Perhaps the overriding theme of the authors’ analysis is that “the conventional wisdom that place-based housing subsidies hold no advantages over people-based housing subsidies needs to be reconsidered.” They found that New York City’s investment in the new housing that they studied produced significant external benefits to urban neighborhoods as encapsulated in the appreciation of prices of surrounding properties and that these benefits were sustainable. Furthermore, the authors were able to estimate the spillover effects between housing investments of 50 units versus 250 units as well as compare the impact of housing investments with a different mix of rental units in multifamily structures. They found that the magnitudes of the external effects tended to increase with project size and to decrease with a larger proportion of units in multifamily rental buildings. Consistent with conventional wisdom, the authors found that the external effects declined with distance from the sites of the housing investment.
The results of the authors’ investigation of whether the impacts varied with the income characteristic of the neighborhood were quite revealing. They found that the spillover effects were generally larger in the more distressed neighborhoods. However, their analysis showed that a single small project tends to produce larger spillover benefits in more affluent neighborhoods. Building a small new project in a relatively high-income neighborhood with little existing blight may effectively eliminate all of the blight in the surrounding area, implying a rather large impact. However, in the view of the authors, the same small project built in a low-income neighborhood amid many distressed properties would produce a smaller impact – a considerable amount of blight would remain that might discourage additional investment. But larger projects could generate a critical mass, making significant spillover benefits more likely.
There are several possible policy implications. One consideration is that property owners in the neighborhoods where city-subsidized new housing is constructed might realize a windfall gain in the value of their property. City coffers could then benefit from the additional tax revenues generated from the reassessment of the properties in the relevant neighborhoods.3 In fact, in New York City, the authors’ “cost-benefit estimates suggest that the gain in tax revenue generated in the 200-ft ring [of the study’s subsidized-housing sites] exceeded the subsidies provided by the city.”4 For planning purposes, the characteristics of a neighborhood might be examined with more of an eye toward the type of housing investment that would provide the greatest spillover.
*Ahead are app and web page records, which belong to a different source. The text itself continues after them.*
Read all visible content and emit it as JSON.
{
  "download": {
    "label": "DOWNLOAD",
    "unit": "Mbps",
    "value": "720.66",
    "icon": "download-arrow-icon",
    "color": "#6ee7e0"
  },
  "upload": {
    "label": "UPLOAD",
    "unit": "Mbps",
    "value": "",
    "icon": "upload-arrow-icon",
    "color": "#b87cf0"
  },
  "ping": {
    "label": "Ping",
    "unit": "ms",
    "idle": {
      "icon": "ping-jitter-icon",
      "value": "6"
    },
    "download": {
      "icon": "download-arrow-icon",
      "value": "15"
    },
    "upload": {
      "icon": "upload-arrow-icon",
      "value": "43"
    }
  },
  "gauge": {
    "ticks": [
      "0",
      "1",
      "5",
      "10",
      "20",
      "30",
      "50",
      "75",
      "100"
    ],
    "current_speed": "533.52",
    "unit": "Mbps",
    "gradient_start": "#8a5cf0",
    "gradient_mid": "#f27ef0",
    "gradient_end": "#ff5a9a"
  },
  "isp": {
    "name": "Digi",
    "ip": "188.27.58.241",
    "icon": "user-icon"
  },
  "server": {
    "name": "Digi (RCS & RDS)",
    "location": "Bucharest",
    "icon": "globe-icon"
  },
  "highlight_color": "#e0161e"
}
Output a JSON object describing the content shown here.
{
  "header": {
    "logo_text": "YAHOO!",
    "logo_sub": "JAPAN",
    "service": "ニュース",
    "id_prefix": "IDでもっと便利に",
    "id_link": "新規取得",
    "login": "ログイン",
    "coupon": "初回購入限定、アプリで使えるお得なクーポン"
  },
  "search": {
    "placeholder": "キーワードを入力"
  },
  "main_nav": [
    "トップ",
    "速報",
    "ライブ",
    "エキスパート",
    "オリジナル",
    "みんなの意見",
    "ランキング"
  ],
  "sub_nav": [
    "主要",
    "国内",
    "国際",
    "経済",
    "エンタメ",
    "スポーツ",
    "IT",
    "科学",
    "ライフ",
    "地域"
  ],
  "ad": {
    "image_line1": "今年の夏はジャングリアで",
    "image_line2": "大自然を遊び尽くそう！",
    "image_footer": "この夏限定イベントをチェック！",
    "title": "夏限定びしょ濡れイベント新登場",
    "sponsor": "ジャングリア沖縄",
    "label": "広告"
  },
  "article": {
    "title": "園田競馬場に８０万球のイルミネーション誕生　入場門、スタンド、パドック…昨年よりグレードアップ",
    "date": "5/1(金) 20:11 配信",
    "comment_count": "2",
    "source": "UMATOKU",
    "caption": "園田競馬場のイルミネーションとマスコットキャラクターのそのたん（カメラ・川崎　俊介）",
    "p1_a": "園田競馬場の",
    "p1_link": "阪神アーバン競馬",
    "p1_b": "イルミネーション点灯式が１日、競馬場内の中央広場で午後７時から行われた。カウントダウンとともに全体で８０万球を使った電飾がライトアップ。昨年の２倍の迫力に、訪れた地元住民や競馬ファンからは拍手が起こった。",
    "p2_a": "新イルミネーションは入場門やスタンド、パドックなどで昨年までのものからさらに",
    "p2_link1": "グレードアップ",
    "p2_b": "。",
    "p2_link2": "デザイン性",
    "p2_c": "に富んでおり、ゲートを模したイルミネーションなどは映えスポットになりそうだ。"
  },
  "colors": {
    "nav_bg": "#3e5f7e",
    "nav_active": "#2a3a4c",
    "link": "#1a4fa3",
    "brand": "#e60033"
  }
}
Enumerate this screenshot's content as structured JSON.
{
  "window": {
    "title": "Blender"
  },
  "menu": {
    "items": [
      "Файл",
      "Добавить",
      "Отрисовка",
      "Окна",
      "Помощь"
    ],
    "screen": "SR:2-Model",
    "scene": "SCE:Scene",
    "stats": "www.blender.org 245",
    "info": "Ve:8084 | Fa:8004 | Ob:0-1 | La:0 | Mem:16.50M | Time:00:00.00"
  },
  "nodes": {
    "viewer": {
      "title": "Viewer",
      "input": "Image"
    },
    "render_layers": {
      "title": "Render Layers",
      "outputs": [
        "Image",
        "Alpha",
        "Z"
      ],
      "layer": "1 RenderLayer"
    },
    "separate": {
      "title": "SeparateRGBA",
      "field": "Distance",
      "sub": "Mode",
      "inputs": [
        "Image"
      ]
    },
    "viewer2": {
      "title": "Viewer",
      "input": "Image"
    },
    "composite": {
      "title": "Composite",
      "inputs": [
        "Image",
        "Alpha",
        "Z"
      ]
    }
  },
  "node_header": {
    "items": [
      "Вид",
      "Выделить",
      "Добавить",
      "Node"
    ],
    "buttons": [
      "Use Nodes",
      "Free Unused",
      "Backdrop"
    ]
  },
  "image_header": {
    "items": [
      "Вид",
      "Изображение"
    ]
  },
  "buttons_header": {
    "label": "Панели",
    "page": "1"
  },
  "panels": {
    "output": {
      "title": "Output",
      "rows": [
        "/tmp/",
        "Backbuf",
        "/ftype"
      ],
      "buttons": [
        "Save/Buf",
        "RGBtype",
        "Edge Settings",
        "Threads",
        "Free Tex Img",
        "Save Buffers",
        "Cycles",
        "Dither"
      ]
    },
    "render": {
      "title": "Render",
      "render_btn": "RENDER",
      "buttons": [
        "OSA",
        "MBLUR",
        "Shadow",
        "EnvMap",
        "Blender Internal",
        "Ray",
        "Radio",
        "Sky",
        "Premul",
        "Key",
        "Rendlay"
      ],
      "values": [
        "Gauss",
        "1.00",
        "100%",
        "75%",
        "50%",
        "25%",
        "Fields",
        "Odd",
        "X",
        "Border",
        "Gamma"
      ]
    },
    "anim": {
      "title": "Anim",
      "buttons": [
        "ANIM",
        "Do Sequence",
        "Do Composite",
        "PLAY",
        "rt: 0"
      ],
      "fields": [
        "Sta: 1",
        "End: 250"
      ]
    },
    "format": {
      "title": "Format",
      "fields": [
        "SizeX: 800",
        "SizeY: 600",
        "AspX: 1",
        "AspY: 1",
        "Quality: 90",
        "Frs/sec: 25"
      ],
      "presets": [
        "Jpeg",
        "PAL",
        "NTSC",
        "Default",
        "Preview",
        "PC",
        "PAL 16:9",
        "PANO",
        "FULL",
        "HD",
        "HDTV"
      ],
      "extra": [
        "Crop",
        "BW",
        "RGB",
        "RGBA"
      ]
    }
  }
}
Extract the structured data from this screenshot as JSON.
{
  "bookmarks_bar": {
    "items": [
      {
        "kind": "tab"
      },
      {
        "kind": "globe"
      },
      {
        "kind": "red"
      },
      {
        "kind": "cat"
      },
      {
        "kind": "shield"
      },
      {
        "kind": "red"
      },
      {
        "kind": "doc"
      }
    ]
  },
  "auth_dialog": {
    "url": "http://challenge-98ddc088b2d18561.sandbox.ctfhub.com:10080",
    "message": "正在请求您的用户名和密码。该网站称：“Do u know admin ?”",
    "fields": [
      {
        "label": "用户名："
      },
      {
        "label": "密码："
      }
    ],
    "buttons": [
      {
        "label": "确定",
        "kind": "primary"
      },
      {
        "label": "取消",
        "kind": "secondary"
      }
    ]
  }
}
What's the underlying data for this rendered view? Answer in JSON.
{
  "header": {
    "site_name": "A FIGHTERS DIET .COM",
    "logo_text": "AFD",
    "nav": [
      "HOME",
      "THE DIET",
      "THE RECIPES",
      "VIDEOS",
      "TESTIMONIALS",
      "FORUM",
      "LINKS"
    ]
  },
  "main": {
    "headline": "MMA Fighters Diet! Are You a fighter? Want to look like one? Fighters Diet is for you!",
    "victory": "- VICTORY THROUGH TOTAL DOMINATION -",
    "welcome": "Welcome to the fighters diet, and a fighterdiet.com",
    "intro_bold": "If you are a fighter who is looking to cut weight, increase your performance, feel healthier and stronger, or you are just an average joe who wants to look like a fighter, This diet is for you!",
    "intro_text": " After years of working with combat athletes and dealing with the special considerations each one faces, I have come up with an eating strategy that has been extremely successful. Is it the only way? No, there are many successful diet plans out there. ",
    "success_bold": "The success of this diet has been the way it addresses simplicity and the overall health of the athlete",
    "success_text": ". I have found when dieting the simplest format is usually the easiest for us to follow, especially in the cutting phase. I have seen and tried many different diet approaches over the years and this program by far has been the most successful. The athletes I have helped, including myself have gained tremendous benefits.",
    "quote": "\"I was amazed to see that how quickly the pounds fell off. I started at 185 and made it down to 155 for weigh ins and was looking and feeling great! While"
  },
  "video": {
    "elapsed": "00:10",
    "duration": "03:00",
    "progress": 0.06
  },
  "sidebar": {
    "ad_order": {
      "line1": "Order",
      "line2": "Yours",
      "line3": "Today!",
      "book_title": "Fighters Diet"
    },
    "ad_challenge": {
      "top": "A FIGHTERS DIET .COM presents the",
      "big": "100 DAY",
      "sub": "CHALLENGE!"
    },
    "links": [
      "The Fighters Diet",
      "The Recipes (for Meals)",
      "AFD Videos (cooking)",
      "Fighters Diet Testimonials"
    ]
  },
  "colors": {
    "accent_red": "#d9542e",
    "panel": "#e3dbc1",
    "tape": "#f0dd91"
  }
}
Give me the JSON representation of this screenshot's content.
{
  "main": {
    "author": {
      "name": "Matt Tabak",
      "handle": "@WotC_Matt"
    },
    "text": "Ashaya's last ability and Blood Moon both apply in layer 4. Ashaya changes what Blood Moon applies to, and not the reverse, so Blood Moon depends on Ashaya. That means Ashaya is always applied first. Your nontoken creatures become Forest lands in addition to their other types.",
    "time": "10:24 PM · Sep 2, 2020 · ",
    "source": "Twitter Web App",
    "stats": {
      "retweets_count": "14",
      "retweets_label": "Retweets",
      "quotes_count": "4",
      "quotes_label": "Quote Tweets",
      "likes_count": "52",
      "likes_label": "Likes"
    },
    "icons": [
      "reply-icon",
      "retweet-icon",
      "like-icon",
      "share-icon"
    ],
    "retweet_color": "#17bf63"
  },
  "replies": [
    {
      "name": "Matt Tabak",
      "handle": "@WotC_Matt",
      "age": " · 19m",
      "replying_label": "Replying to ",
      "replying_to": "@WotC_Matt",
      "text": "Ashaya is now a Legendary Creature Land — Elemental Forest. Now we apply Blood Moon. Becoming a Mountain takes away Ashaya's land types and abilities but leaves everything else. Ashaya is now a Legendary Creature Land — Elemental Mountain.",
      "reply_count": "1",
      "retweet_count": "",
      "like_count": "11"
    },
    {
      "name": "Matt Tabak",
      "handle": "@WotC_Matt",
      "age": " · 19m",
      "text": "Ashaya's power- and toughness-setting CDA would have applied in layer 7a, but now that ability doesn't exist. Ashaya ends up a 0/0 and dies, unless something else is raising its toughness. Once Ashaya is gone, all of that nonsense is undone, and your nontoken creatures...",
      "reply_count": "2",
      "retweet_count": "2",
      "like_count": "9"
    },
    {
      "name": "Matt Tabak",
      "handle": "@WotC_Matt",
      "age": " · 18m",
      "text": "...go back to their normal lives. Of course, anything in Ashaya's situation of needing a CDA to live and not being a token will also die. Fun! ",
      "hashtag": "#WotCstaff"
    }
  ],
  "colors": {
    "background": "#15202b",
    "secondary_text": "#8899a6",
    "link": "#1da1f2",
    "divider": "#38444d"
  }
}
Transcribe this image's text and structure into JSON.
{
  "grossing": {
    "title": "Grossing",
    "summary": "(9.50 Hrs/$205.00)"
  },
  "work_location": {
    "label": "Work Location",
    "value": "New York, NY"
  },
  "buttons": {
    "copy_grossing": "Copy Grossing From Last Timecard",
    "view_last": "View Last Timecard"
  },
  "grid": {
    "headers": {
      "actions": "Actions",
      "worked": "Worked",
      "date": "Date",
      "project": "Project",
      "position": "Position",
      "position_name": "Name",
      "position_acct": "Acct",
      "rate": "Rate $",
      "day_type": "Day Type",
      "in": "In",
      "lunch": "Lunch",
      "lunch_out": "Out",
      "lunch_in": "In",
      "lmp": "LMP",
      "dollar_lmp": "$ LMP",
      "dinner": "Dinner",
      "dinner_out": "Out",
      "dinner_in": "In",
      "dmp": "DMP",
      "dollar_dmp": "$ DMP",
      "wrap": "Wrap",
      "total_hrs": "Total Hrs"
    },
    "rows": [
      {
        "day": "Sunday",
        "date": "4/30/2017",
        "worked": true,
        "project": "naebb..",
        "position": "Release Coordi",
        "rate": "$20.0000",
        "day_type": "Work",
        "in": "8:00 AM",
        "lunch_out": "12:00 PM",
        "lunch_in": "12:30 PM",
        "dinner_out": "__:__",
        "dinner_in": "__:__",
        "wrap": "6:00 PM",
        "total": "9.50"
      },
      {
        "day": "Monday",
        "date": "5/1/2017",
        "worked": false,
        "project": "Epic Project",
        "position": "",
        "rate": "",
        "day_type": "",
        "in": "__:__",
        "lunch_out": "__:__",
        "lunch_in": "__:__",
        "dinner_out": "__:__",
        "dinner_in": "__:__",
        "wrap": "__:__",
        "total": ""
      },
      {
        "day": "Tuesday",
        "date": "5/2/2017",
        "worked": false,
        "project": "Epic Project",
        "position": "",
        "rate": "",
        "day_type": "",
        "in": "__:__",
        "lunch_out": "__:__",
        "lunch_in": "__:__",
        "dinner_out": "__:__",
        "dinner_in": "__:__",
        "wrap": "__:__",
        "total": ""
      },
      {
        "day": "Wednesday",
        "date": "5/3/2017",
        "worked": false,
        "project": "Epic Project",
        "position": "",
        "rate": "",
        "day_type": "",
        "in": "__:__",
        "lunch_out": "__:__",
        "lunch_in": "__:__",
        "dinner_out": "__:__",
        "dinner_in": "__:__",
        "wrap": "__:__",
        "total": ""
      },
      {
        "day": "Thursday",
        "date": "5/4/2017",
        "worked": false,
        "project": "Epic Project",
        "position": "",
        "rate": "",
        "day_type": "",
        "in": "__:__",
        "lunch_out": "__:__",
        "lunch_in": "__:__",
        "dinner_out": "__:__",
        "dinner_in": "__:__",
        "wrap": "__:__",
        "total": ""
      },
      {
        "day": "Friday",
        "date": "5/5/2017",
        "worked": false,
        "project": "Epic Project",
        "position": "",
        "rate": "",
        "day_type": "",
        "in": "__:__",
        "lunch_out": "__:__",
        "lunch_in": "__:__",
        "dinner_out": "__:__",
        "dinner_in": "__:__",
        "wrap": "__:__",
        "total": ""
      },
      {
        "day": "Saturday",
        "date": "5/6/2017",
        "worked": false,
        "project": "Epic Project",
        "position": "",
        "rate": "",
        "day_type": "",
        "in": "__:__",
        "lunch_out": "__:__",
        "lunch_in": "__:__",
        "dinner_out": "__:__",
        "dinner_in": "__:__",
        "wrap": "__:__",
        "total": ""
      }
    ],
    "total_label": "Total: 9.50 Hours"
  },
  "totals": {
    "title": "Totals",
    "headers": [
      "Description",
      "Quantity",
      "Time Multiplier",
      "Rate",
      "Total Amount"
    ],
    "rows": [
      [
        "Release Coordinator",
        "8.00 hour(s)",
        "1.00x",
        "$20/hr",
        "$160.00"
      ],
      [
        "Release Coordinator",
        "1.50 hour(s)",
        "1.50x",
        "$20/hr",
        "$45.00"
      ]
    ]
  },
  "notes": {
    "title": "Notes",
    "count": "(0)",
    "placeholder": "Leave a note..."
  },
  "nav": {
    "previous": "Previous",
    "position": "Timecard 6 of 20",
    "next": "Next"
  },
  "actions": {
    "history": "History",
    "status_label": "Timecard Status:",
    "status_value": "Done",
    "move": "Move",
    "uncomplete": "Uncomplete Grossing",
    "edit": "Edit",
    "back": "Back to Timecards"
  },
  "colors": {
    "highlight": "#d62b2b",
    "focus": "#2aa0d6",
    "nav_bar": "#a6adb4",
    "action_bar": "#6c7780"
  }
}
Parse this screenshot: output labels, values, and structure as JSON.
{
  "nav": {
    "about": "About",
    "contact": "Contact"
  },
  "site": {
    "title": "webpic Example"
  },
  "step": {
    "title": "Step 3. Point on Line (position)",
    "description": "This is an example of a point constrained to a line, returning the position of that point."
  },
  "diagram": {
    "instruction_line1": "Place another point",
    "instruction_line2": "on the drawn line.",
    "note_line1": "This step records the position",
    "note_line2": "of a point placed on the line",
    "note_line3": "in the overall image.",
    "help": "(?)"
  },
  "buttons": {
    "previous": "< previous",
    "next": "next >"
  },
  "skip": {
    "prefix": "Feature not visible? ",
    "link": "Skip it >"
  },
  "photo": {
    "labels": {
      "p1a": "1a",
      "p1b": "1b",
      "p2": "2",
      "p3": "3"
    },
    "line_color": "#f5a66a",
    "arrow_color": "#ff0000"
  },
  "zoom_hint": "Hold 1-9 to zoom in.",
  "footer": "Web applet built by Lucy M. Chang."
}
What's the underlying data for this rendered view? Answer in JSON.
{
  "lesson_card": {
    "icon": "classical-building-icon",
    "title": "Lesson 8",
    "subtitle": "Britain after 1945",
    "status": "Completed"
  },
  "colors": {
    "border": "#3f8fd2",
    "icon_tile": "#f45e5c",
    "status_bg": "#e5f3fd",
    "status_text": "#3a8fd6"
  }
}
A general policy prescription would be that “a more effective deployment of housing investments can be achieved by directing larger projects towards more distressed communities.”5